Every line of the material is to be duplicated precisely.

------ SUPPLIED INFORMATION

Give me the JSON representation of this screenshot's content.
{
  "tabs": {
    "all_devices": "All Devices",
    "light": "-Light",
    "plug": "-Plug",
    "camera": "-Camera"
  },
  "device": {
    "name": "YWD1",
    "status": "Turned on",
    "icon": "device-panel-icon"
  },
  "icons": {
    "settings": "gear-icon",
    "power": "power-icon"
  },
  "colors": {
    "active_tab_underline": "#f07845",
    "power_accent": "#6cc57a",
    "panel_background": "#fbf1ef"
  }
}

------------

TASK ANSWER:
Give me the JSON representation of this screenshot's content.
{
  "tabs": {
    "all_devices": "All Devices",
    "light": "-Light",
    "plug": "-Plug",
    "camera": "-Camera"
  },
  "device": {
    "name": "YWD1",
    "status": "Turned on",
    "icon": "device-panel-icon"
  },
  "icons": {
    "settings": "gear-icon",
    "power": "power-icon"
  },
  "colors": {
    "active_tab_underline": "#f07845",
    "power_accent": "#6cc57a",
    "panel_background": "#fbf1ef"
  }
}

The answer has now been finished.